A desire to protect the health and safety of the unborn baby may be at odds with the ethical obligation to safeguard a woman’s autonomy and right to choose what happens to her own body. In these cases, the Committee says, doctors are obliged to respect the patients decisions without attempt at coercion.
The authors brought up issues of bodily autonomy, gender equality, the power dynamic between doctor and patient, and basic human rights.
Even though the doctor may truly believe what s/he is recommending is best for baby and mother, using coercion, guilt, threat, or force is a discriminatory act and acts as a barrier to care.
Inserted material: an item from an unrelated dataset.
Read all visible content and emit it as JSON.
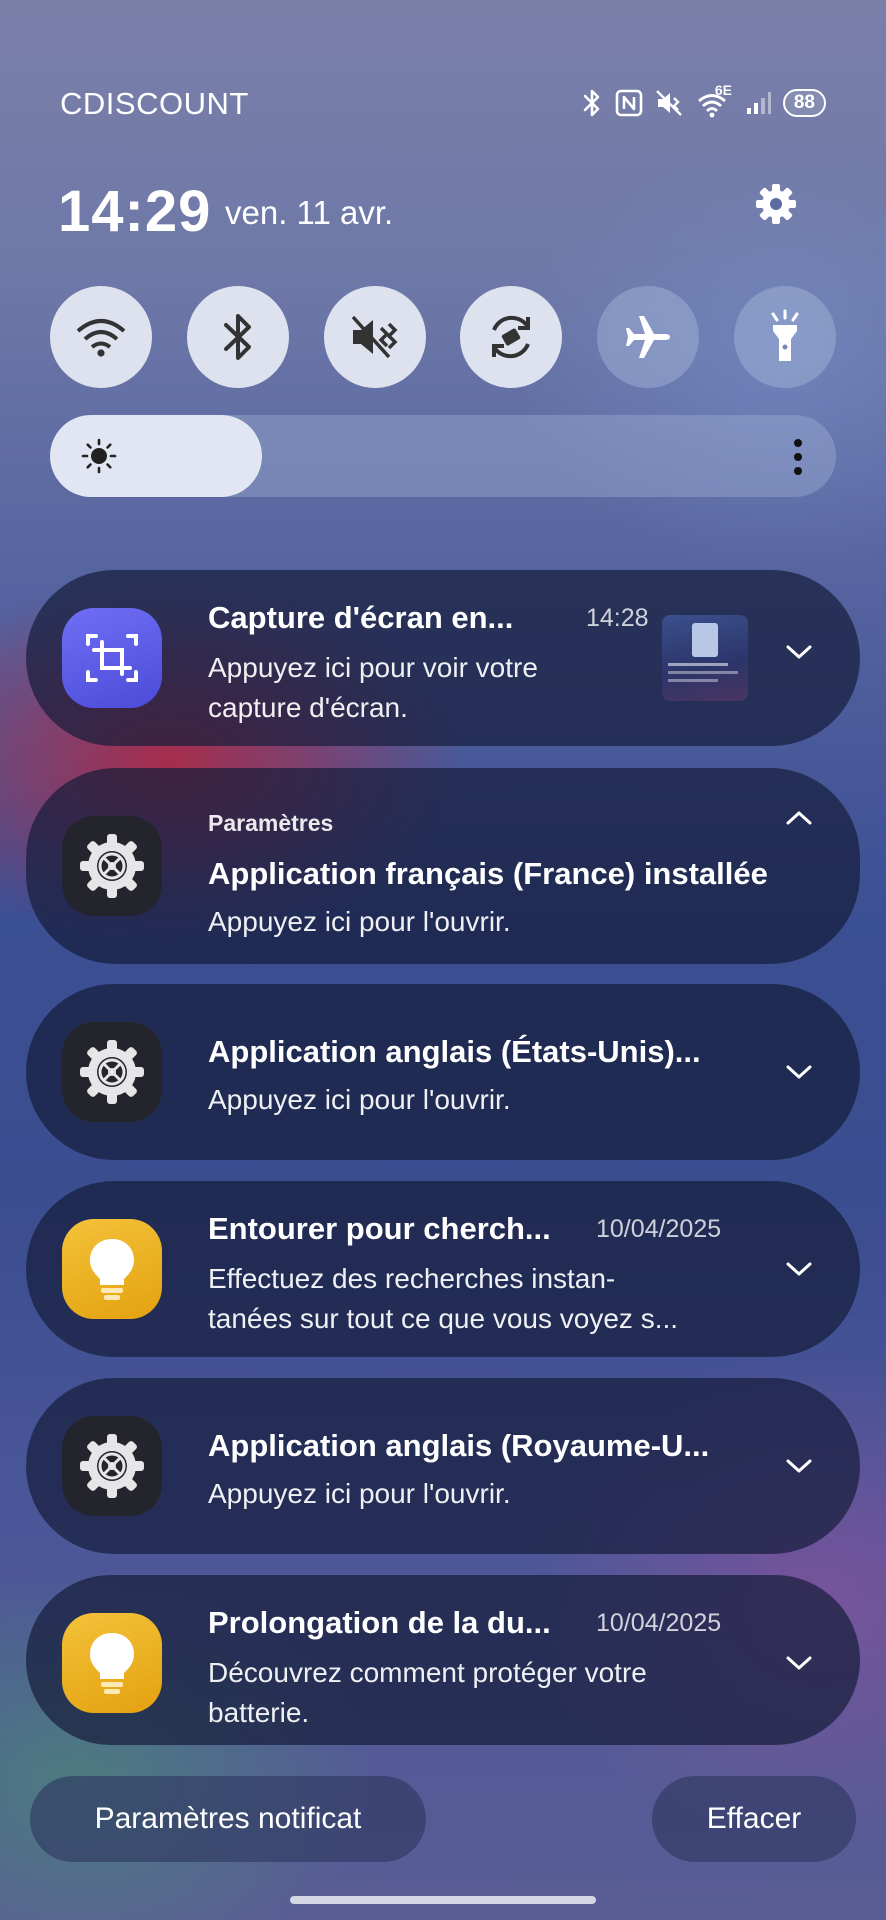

Essentially, it’s a violation of the Hippocratic Oath, and the authors of the Opinion hope to eradicate the practice from their profession.
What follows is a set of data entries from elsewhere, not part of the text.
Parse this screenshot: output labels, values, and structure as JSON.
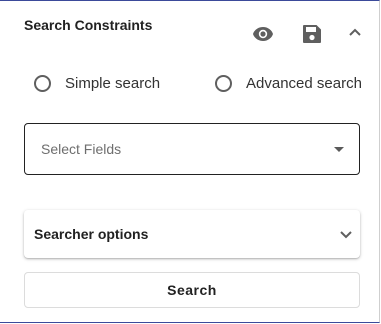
{
  "header": {
    "title": "Search Constraints",
    "icons": [
      "eye-icon",
      "save-icon",
      "chevron-up-icon"
    ]
  },
  "search_mode": {
    "options": [
      {
        "label": "Simple search",
        "selected": false
      },
      {
        "label": "Advanced search",
        "selected": false
      }
    ]
  },
  "fields_select": {
    "placeholder": "Select Fields"
  },
  "searcher_options": {
    "label": "Searcher options",
    "expanded": false
  },
  "actions": {
    "search_label": "Search"
  },
  "colors": {
    "icon": "#5f5f5f",
    "border_accent": "#3b4a9a"
  }
}
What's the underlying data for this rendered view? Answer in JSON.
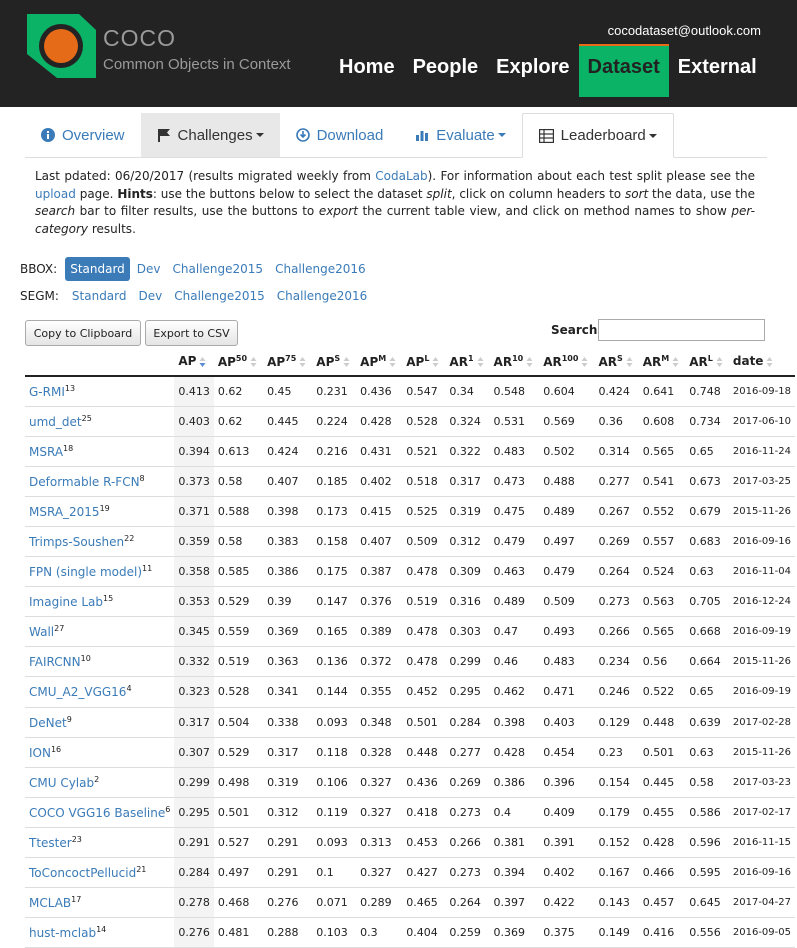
{
  "brand": {
    "title": "COCO",
    "subtitle": "Common Objects in Context",
    "email": "cocodataset@outlook.com"
  },
  "mainnav": [
    "Home",
    "People",
    "Explore",
    "Dataset",
    "External"
  ],
  "tabs": [
    "Overview",
    "Challenges",
    "Download",
    "Evaluate",
    "Leaderboard"
  ],
  "desc": {
    "p1": "Last pdated: 06/20/2017 (results migrated weekly from ",
    "codalab": "CodaLab",
    "p2": "). For information about each test split please see the ",
    "upload": "upload",
    "p3": " page. ",
    "hints": "Hints",
    "p4": ": use the buttons below to select the dataset ",
    "split": "split",
    "p5": ", click on column headers to ",
    "sort": "sort",
    "p6": " the data, use the ",
    "search": "search",
    "p7": " bar to filter results, use the buttons to ",
    "export": "export",
    "p8": " the current table view, and click on method names to show ",
    "percat": "per-category",
    "p9": " results."
  },
  "filters": {
    "bbox_label": "BBOX:",
    "segm_label": "SEGM:",
    "options": [
      "Standard",
      "Dev",
      "Challenge2015",
      "Challenge2016"
    ]
  },
  "toolbar": {
    "copy": "Copy to Clipboard",
    "export": "Export to CSV",
    "search_label": "Search:",
    "search_value": ""
  },
  "table": {
    "columns": [
      {
        "base": "AP",
        "sup": ""
      },
      {
        "base": "AP",
        "sup": "50"
      },
      {
        "base": "AP",
        "sup": "75"
      },
      {
        "base": "AP",
        "sup": "S"
      },
      {
        "base": "AP",
        "sup": "M"
      },
      {
        "base": "AP",
        "sup": "L"
      },
      {
        "base": "AR",
        "sup": "1"
      },
      {
        "base": "AR",
        "sup": "10"
      },
      {
        "base": "AR",
        "sup": "100"
      },
      {
        "base": "AR",
        "sup": "S"
      },
      {
        "base": "AR",
        "sup": "M"
      },
      {
        "base": "AR",
        "sup": "L"
      },
      {
        "base": "date",
        "sup": ""
      }
    ],
    "rows": [
      {
        "name": "G-RMI",
        "rank": "13",
        "vals": [
          "0.413",
          "0.62",
          "0.45",
          "0.231",
          "0.436",
          "0.547",
          "0.34",
          "0.548",
          "0.604",
          "0.424",
          "0.641",
          "0.748"
        ],
        "date": "2016-09-18"
      },
      {
        "name": "umd_det",
        "rank": "25",
        "vals": [
          "0.403",
          "0.62",
          "0.445",
          "0.224",
          "0.428",
          "0.528",
          "0.324",
          "0.531",
          "0.569",
          "0.36",
          "0.608",
          "0.734"
        ],
        "date": "2017-06-10"
      },
      {
        "name": "MSRA",
        "rank": "18",
        "vals": [
          "0.394",
          "0.613",
          "0.424",
          "0.216",
          "0.431",
          "0.521",
          "0.322",
          "0.483",
          "0.502",
          "0.314",
          "0.565",
          "0.65"
        ],
        "date": "2016-11-24"
      },
      {
        "name": "Deformable R-FCN",
        "rank": "8",
        "vals": [
          "0.373",
          "0.58",
          "0.407",
          "0.185",
          "0.402",
          "0.518",
          "0.317",
          "0.473",
          "0.488",
          "0.277",
          "0.541",
          "0.673"
        ],
        "date": "2017-03-25"
      },
      {
        "name": "MSRA_2015",
        "rank": "19",
        "vals": [
          "0.371",
          "0.588",
          "0.398",
          "0.173",
          "0.415",
          "0.525",
          "0.319",
          "0.475",
          "0.489",
          "0.267",
          "0.552",
          "0.679"
        ],
        "date": "2015-11-26"
      },
      {
        "name": "Trimps-Soushen",
        "rank": "22",
        "vals": [
          "0.359",
          "0.58",
          "0.383",
          "0.158",
          "0.407",
          "0.509",
          "0.312",
          "0.479",
          "0.497",
          "0.269",
          "0.557",
          "0.683"
        ],
        "date": "2016-09-16"
      },
      {
        "name": "FPN (single model)",
        "rank": "11",
        "vals": [
          "0.358",
          "0.585",
          "0.386",
          "0.175",
          "0.387",
          "0.478",
          "0.309",
          "0.463",
          "0.479",
          "0.264",
          "0.524",
          "0.63"
        ],
        "date": "2016-11-04"
      },
      {
        "name": "Imagine Lab",
        "rank": "15",
        "vals": [
          "0.353",
          "0.529",
          "0.39",
          "0.147",
          "0.376",
          "0.519",
          "0.316",
          "0.489",
          "0.509",
          "0.273",
          "0.563",
          "0.705"
        ],
        "date": "2016-12-24"
      },
      {
        "name": "Wall",
        "rank": "27",
        "vals": [
          "0.345",
          "0.559",
          "0.369",
          "0.165",
          "0.389",
          "0.478",
          "0.303",
          "0.47",
          "0.493",
          "0.266",
          "0.565",
          "0.668"
        ],
        "date": "2016-09-19"
      },
      {
        "name": "FAIRCNN",
        "rank": "10",
        "vals": [
          "0.332",
          "0.519",
          "0.363",
          "0.136",
          "0.372",
          "0.478",
          "0.299",
          "0.46",
          "0.483",
          "0.234",
          "0.56",
          "0.664"
        ],
        "date": "2015-11-26"
      },
      {
        "name": "CMU_A2_VGG16",
        "rank": "4",
        "vals": [
          "0.323",
          "0.528",
          "0.341",
          "0.144",
          "0.355",
          "0.452",
          "0.295",
          "0.462",
          "0.471",
          "0.246",
          "0.522",
          "0.65"
        ],
        "date": "2016-09-19"
      },
      {
        "name": "DeNet",
        "rank": "9",
        "vals": [
          "0.317",
          "0.504",
          "0.338",
          "0.093",
          "0.348",
          "0.501",
          "0.284",
          "0.398",
          "0.403",
          "0.129",
          "0.448",
          "0.639"
        ],
        "date": "2017-02-28"
      },
      {
        "name": "ION",
        "rank": "16",
        "vals": [
          "0.307",
          "0.529",
          "0.317",
          "0.118",
          "0.328",
          "0.448",
          "0.277",
          "0.428",
          "0.454",
          "0.23",
          "0.501",
          "0.63"
        ],
        "date": "2015-11-26"
      },
      {
        "name": "CMU Cylab",
        "rank": "2",
        "vals": [
          "0.299",
          "0.498",
          "0.319",
          "0.106",
          "0.327",
          "0.436",
          "0.269",
          "0.386",
          "0.396",
          "0.154",
          "0.445",
          "0.58"
        ],
        "date": "2017-03-23"
      },
      {
        "name": "COCO VGG16 Baseline",
        "rank": "6",
        "vals": [
          "0.295",
          "0.501",
          "0.312",
          "0.119",
          "0.327",
          "0.418",
          "0.273",
          "0.4",
          "0.409",
          "0.179",
          "0.455",
          "0.586"
        ],
        "date": "2017-02-17"
      },
      {
        "name": "Ttester",
        "rank": "23",
        "vals": [
          "0.291",
          "0.527",
          "0.291",
          "0.093",
          "0.313",
          "0.453",
          "0.266",
          "0.381",
          "0.391",
          "0.152",
          "0.428",
          "0.596"
        ],
        "date": "2016-11-15"
      },
      {
        "name": "ToConcoctPellucid",
        "rank": "21",
        "vals": [
          "0.284",
          "0.497",
          "0.291",
          "0.1",
          "0.327",
          "0.427",
          "0.273",
          "0.394",
          "0.402",
          "0.167",
          "0.466",
          "0.595"
        ],
        "date": "2016-09-16"
      },
      {
        "name": "MCLAB",
        "rank": "17",
        "vals": [
          "0.278",
          "0.468",
          "0.276",
          "0.071",
          "0.289",
          "0.465",
          "0.264",
          "0.397",
          "0.422",
          "0.143",
          "0.457",
          "0.645"
        ],
        "date": "2017-04-27"
      },
      {
        "name": "hust-mclab",
        "rank": "14",
        "vals": [
          "0.276",
          "0.481",
          "0.288",
          "0.103",
          "0.3",
          "0.404",
          "0.259",
          "0.369",
          "0.375",
          "0.149",
          "0.416",
          "0.556"
        ],
        "date": "2016-09-05"
      }
    ]
  }
}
The central issue is in the pregnant woman’s authority to make decisions about her care. Being pregnant, they say, does not negate the right a patient has to refuse treatment, even life-or-death treatment. No matter what, the woman should be assured that her decisions will be respected.
Doctors are warned that, because medical knowledge is limited and prognostic certainty even more so, the use of coercion is unacceptable both medically and ethically. A doctor cannot know for certain that the recommendation is absolutely the best course of action–and even if it were so, s/he shouldn’t force it upon you.
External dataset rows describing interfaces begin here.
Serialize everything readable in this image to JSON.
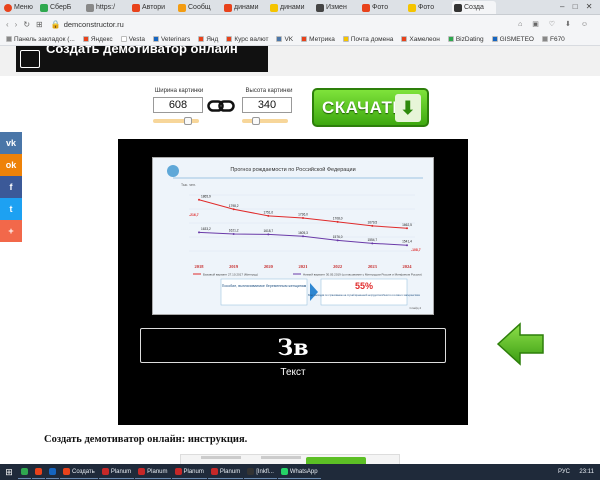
{
  "browser": {
    "menu_label": "Меню",
    "tabs": [
      {
        "label": "СберБ",
        "color": "#2fa84f"
      },
      {
        "label": "https:/",
        "color": "#888888"
      },
      {
        "label": "Автори",
        "color": "#e8421b"
      },
      {
        "label": "Сообщ",
        "color": "#f39c12"
      },
      {
        "label": "динами",
        "color": "#e8421b"
      },
      {
        "label": "динами",
        "color": "#f5c400"
      },
      {
        "label": "Измен",
        "color": "#444444"
      },
      {
        "label": "Фото",
        "color": "#e8421b"
      },
      {
        "label": "Фото",
        "color": "#f5c400"
      },
      {
        "label": "Созда",
        "color": "#333333",
        "active": true
      }
    ],
    "url": "demconstructor.ru",
    "bookmarks": [
      {
        "label": "Панель закладок (...",
        "color": "#888888"
      },
      {
        "label": "Яндекс",
        "color": "#e8421b"
      },
      {
        "label": "Vesta",
        "color": "#ffffff"
      },
      {
        "label": "Veterinars",
        "color": "#1565c0"
      },
      {
        "label": "Янд",
        "color": "#e8421b"
      },
      {
        "label": "Курс валют",
        "color": "#e8421b"
      },
      {
        "label": "VK",
        "color": "#4a76a8"
      },
      {
        "label": "Метрика",
        "color": "#e8421b"
      },
      {
        "label": "Почта домена",
        "color": "#f5c400"
      },
      {
        "label": "Хамелеон",
        "color": "#e8421b"
      },
      {
        "label": "BizDating",
        "color": "#2fa84f"
      },
      {
        "label": "GISMETEO",
        "color": "#1565c0"
      },
      {
        "label": "F670",
        "color": "#888888"
      }
    ]
  },
  "header": {
    "title": "Создать демотиватор онлайн"
  },
  "social": [
    {
      "icon": "vk-icon",
      "glyph": "vk",
      "color": "#4a76a8"
    },
    {
      "icon": "ok-icon",
      "glyph": "ok",
      "color": "#ee8208"
    },
    {
      "icon": "facebook-icon",
      "glyph": "f",
      "color": "#3b5998"
    },
    {
      "icon": "twitter-icon",
      "glyph": "t",
      "color": "#1da1f2"
    },
    {
      "icon": "plus-icon",
      "glyph": "+",
      "color": "#f2684a"
    }
  ],
  "controls": {
    "width_label": "Ширина картинки",
    "width_value": "608",
    "height_label": "Высота картинки",
    "height_value": "340",
    "width_slider_fraction": 0.75,
    "height_slider_fraction": 0.3,
    "download_label": "СКАЧАТЬ",
    "link_icon": "chain-link-icon"
  },
  "demotivator": {
    "main_text": "Зв",
    "sub_text": "Текст",
    "slide_title": "Прогноз рождаемости по Российской Федерации",
    "slide_unit": "Тыс. чел.",
    "slide_note_left": "Пособие, выплачиваемое беременным женщинам",
    "slide_percent": "55%",
    "slide_note_right": "Всех расходов по страхованию на случай временной нетрудоспособности и в связи с материнством",
    "slide_footer": "Слайд 4",
    "legend": [
      "Базовый вариант 27.10.2017 (Минтруд)",
      "Низкий вариант 30.05.2019 (согласование с Минтрудом Россия и Минфином России)"
    ]
  },
  "chart_data": {
    "type": "line",
    "categories": [
      "2018",
      "2019",
      "2020",
      "2021",
      "2022",
      "2023",
      "2024"
    ],
    "series": [
      {
        "name": "Базовый вариант",
        "color": "#e02a2a",
        "values": [
          1865.9,
          1798.2,
          1751.0,
          1736.0,
          1708.0,
          1679.5,
          1662.5
        ]
      },
      {
        "name": "Низкий вариант",
        "color": "#6a3aa8",
        "values": [
          1633.2,
          1621.2,
          1618.7,
          1605.3,
          1576.0,
          1554.7,
          1541.4
        ]
      }
    ],
    "annotations": [
      "-216,7",
      "-108,7"
    ],
    "ylim": [
      1450,
      1950
    ]
  },
  "instruction": {
    "title": "Создать демотиватор онлайн: инструкция."
  },
  "taskbar": {
    "items": [
      {
        "label": "",
        "color": "#2fa84f"
      },
      {
        "label": "",
        "color": "#e8421b"
      },
      {
        "label": "",
        "color": "#1565c0"
      },
      {
        "label": "Создать",
        "color": "#e8421b"
      },
      {
        "label": "Planum",
        "color": "#c62828"
      },
      {
        "label": "Planum",
        "color": "#c62828"
      },
      {
        "label": "Planum",
        "color": "#c62828"
      },
      {
        "label": "Planum",
        "color": "#c62828"
      },
      {
        "label": "[Inkfl...",
        "color": "#333333"
      },
      {
        "label": "WhatsApp",
        "color": "#25d366"
      }
    ],
    "lang": "РУС",
    "time": "23:11"
  }
}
Taking into account a woman’s own knowledge, feelings, experience, values, and world-view will help doctors talk to women who are refusing treatment. Doctors are discouraged from calling on the woman’s conscience to convince her to “do the right thing.”
The College opposes the use of legal action to mandate medical treatment.
Included in the new document is a reminder that informed consent, by nature, indicates that refusal must also be an option. Informed refusal is just as valid a choice. This all assumes that true, full information has been given and discussed.
Part of the document is an inset that describes culturally competent care, ways for doctors to connect with and better communicate with their patients. It includes acknowledging medical and personal limitations, asking questions, working together, seeking to understand, establishing trust, suspending judgement, and remembering that the patient has come to you for help. Help the patient, not the problem.
This whole thing gives me the sunshine and rainbows, kittens and flowers feeling. Also a pot of gold.
It’s truly wonderful, and I wish I had met single doctor who I thought behaved this way. Maybe there is hope! This is definitely a step in the right direction.
It is, however, just a statement of opinion, put out by a group of people who represent OB-Gyn doctors in the U.S. It does not mean they will all change how they practice. It does not mean a single one will change.
Even if they do, people are slow to change, and institutions even slower.
They may not behave ethically, but you still have to make the decisions. Take a birth class. Educate yourself with trustworthy material: online, in print, in person. Get a second opinion. Ask more questions. Say no. And don’t feel bad or hesitant to leave a bad situation. The law and their Committee Opinion are on your side.
Note: This article was reprinted with the author’s permission. It was originally published in Mothering magazine.